→ **YOUR OBJECTIVE**: Exactly reproduce the entries, dropping any pictures from your copy.

→ **LISTED RECORDS**:

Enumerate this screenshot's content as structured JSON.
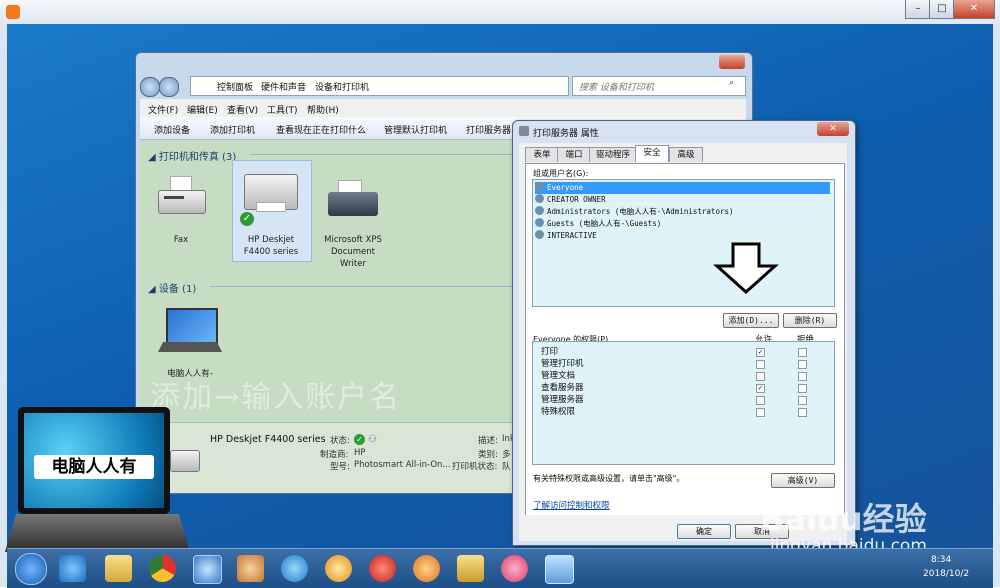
{
  "outer_window": {
    "controls": {
      "min": "–",
      "max": "□",
      "close": "✕"
    }
  },
  "explorer": {
    "breadcrumb": [
      "控制面板",
      "硬件和声音",
      "设备和打印机"
    ],
    "search_placeholder": "搜索 设备和打印机",
    "menu": [
      "文件(F)",
      "编辑(E)",
      "查看(V)",
      "工具(T)",
      "帮助(H)"
    ],
    "commands": [
      "添加设备",
      "添加打印机",
      "查看现在正在打印什么",
      "管理默认打印机",
      "打印服务器"
    ],
    "printers_section": "打印机和传真 (3)",
    "printers": [
      {
        "line1": "Fax",
        "line2": "",
        "line3": ""
      },
      {
        "line1": "HP Deskjet",
        "line2": "F4400 series",
        "line3": ""
      },
      {
        "line1": "Microsoft XPS",
        "line2": "Document",
        "line3": "Writer"
      }
    ],
    "devices_section": "设备 (1)",
    "devices": [
      {
        "label": "电脑人人有-"
      }
    ],
    "details": {
      "name": "HP Deskjet F4400 series",
      "status_label": "状态:",
      "maker_label": "制造商:",
      "maker_value": "HP",
      "model_label": "型号:",
      "model_value": "Photosmart All-in-On...",
      "desc_label": "描述:",
      "desc_value": "Ink",
      "cat_label": "类别:",
      "cat_value": "多",
      "pstatus_label": "打印机状态:",
      "pstatus_value": "队"
    }
  },
  "overlay_caption": "添加→输入账户名",
  "dialog": {
    "title": "打印服务器 属性",
    "tabs": [
      "表单",
      "端口",
      "驱动程序",
      "安全",
      "高级"
    ],
    "selected_tab": "安全",
    "groups_label": "组或用户名(G):",
    "users": [
      "Everyone",
      "CREATOR OWNER",
      "Administrators (电脑人人有-\\Administrators)",
      "Guests (电脑人人有-\\Guests)",
      "INTERACTIVE"
    ],
    "add_button": "添加(D)...",
    "remove_button": "删除(R)",
    "perms_label": "Everyone 的权限(P)",
    "allow_label": "允许",
    "deny_label": "拒绝",
    "permissions": [
      {
        "name": "打印",
        "allow": true,
        "deny": false
      },
      {
        "name": "管理打印机",
        "allow": false,
        "deny": false
      },
      {
        "name": "管理文档",
        "allow": false,
        "deny": false
      },
      {
        "name": "查看服务器",
        "allow": true,
        "deny": false
      },
      {
        "name": "管理服务器",
        "allow": false,
        "deny": false
      },
      {
        "name": "特殊权限",
        "allow": false,
        "deny": false
      }
    ],
    "advanced_note": "有关特殊权限或高级设置，请单击\"高级\"。",
    "advanced_button": "高级(V)",
    "help_link": "了解访问控制和权限",
    "ok_button": "确定",
    "cancel_button": "取消"
  },
  "laptop_logo": {
    "text": "电脑人人有"
  },
  "watermark": {
    "logo": "Baidu经验",
    "url": "jingyan.baidu.com"
  },
  "taskbar": {
    "time": "8:34",
    "date": "2018/10/2"
  }
}
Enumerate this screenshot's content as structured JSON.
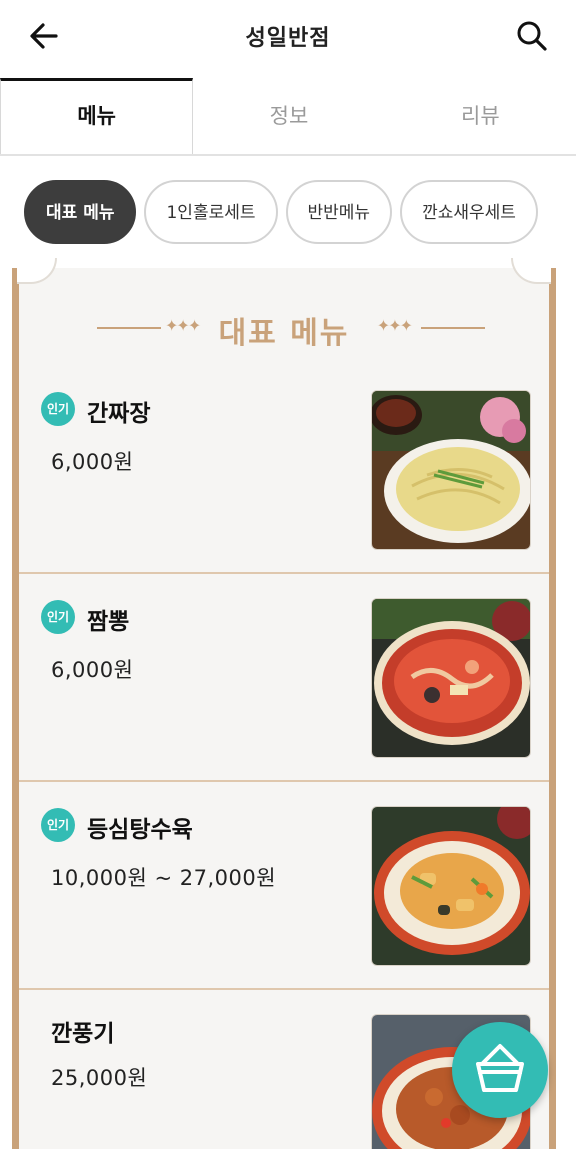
{
  "header": {
    "title": "성일반점",
    "back_icon": "arrow-left-icon",
    "search_icon": "search-icon"
  },
  "tabs": [
    {
      "label": "메뉴",
      "active": true
    },
    {
      "label": "정보",
      "active": false
    },
    {
      "label": "리뷰",
      "active": false
    }
  ],
  "categories": [
    {
      "label": "대표 메뉴",
      "active": true
    },
    {
      "label": "1인홀로세트",
      "active": false
    },
    {
      "label": "반반메뉴",
      "active": false
    },
    {
      "label": "깐쇼새우세트",
      "active": false
    }
  ],
  "section": {
    "title": "대표 메뉴"
  },
  "menu_items": [
    {
      "badge": "인기",
      "name": "간짜장",
      "price": "6,000원",
      "image": "jajangmyeon-photo"
    },
    {
      "badge": "인기",
      "name": "짬뽕",
      "price": "6,000원",
      "image": "jjamppong-photo"
    },
    {
      "badge": "인기",
      "name": "등심탕수육",
      "price": "10,000원 ~ 27,000원",
      "image": "tangsuyuk-photo"
    },
    {
      "badge": "",
      "name": "깐풍기",
      "price": "25,000원",
      "image": "kkanpunggi-photo"
    }
  ],
  "cart": {
    "icon": "basket-icon"
  },
  "colors": {
    "accent_teal": "#33bcb4",
    "gold": "#c9a27a",
    "chip_active": "#3d3d3d",
    "board_bg": "#f6f5f3"
  }
}
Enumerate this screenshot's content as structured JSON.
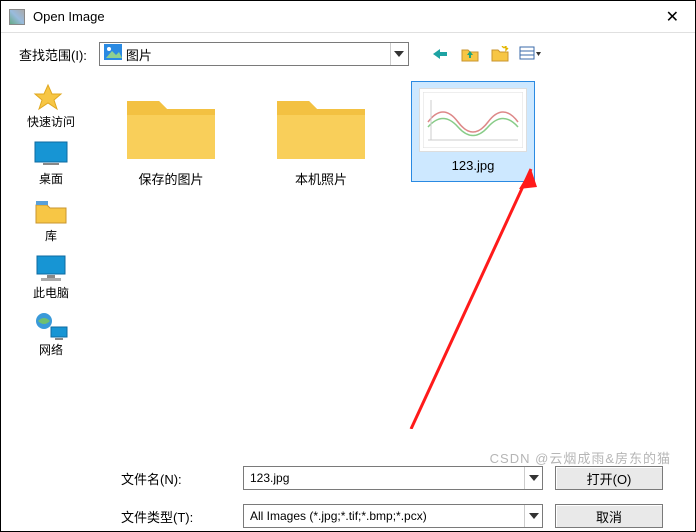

→ **WORKED SOLUTION**:
Enumerate this screenshot's content as structured JSON.
{
  "outer_window": {
    "controls": {
      "min": "–",
      "max": "□",
      "close": "✕"
    }
  },
  "explorer": {
    "breadcrumb": [
      "控制面板",
      "硬件和声音",
      "设备和打印机"
    ],
    "search_placeholder": "搜索 设备和打印机",
    "menu": [
      "文件(F)",
      "编辑(E)",
      "查看(V)",
      "工具(T)",
      "帮助(H)"
    ],
    "commands": [
      "添加设备",
      "添加打印机",
      "查看现在正在打印什么",
      "管理默认打印机",
      "打印服务器"
    ],
    "printers_section": "打印机和传真 (3)",
    "printers": [
      {
        "line1": "Fax",
        "line2": "",
        "line3": ""
      },
      {
        "line1": "HP Deskjet",
        "line2": "F4400 series",
        "line3": ""
      },
      {
        "line1": "Microsoft XPS",
        "line2": "Document",
        "line3": "Writer"
      }
    ],
    "devices_section": "设备 (1)",
    "devices": [
      {
        "label": "电脑人人有-"
      }
    ],
    "details": {
      "name": "HP Deskjet F4400 series",
      "status_label": "状态:",
      "maker_label": "制造商:",
      "maker_value": "HP",
      "model_label": "型号:",
      "model_value": "Photosmart All-in-On...",
      "desc_label": "描述:",
      "desc_value": "Ink",
      "cat_label": "类别:",
      "cat_value": "多",
      "pstatus_label": "打印机状态:",
      "pstatus_value": "队"
    }
  },
  "overlay_caption": "添加→输入账户名",
  "dialog": {
    "title": "打印服务器 属性",
    "tabs": [
      "表单",
      "端口",
      "驱动程序",
      "安全",
      "高级"
    ],
    "selected_tab": "安全",
    "groups_label": "组或用户名(G):",
    "users": [
      "Everyone",
      "CREATOR OWNER",
      "Administrators (电脑人人有-\\Administrators)",
      "Guests (电脑人人有-\\Guests)",
      "INTERACTIVE"
    ],
    "add_button": "添加(D)...",
    "remove_button": "删除(R)",
    "perms_label": "Everyone 的权限(P)",
    "allow_label": "允许",
    "deny_label": "拒绝",
    "permissions": [
      {
        "name": "打印",
        "allow": true,
        "deny": false
      },
      {
        "name": "管理打印机",
        "allow": false,
        "deny": false
      },
      {
        "name": "管理文档",
        "allow": false,
        "deny": false
      },
      {
        "name": "查看服务器",
        "allow": true,
        "deny": false
      },
      {
        "name": "管理服务器",
        "allow": false,
        "deny": false
      },
      {
        "name": "特殊权限",
        "allow": false,
        "deny": false
      }
    ],
    "advanced_note": "有关特殊权限或高级设置，请单击\"高级\"。",
    "advanced_button": "高级(V)",
    "help_link": "了解访问控制和权限",
    "ok_button": "确定",
    "cancel_button": "取消"
  },
  "laptop_logo": {
    "text": "电脑人人有"
  },
  "watermark": {
    "logo": "Baidu经验",
    "url": "jingyan.baidu.com"
  },
  "taskbar": {
    "time": "8:34",
    "date": "2018/10/2"
  }
}
Enumerate this screenshot's content as structured JSON.
{
  "header": {
    "title": "성일반점",
    "back_icon": "arrow-left-icon",
    "search_icon": "search-icon"
  },
  "tabs": [
    {
      "label": "메뉴",
      "active": true
    },
    {
      "label": "정보",
      "active": false
    },
    {
      "label": "리뷰",
      "active": false
    }
  ],
  "categories": [
    {
      "label": "대표 메뉴",
      "active": true
    },
    {
      "label": "1인홀로세트",
      "active": false
    },
    {
      "label": "반반메뉴",
      "active": false
    },
    {
      "label": "깐쇼새우세트",
      "active": false
    }
  ],
  "section": {
    "title": "대표 메뉴"
  },
  "menu_items": [
    {
      "badge": "인기",
      "name": "간짜장",
      "price": "6,000원",
      "image": "jajangmyeon-photo"
    },
    {
      "badge": "인기",
      "name": "짬뽕",
      "price": "6,000원",
      "image": "jjamppong-photo"
    },
    {
      "badge": "인기",
      "name": "등심탕수육",
      "price": "10,000원 ~ 27,000원",
      "image": "tangsuyuk-photo"
    },
    {
      "badge": "",
      "name": "깐풍기",
      "price": "25,000원",
      "image": "kkanpunggi-photo"
    }
  ],
  "cart": {
    "icon": "basket-icon"
  },
  "colors": {
    "accent_teal": "#33bcb4",
    "gold": "#c9a27a",
    "chip_active": "#3d3d3d",
    "board_bg": "#f6f5f3"
  }
}
Enumerate this screenshot's content as structured JSON.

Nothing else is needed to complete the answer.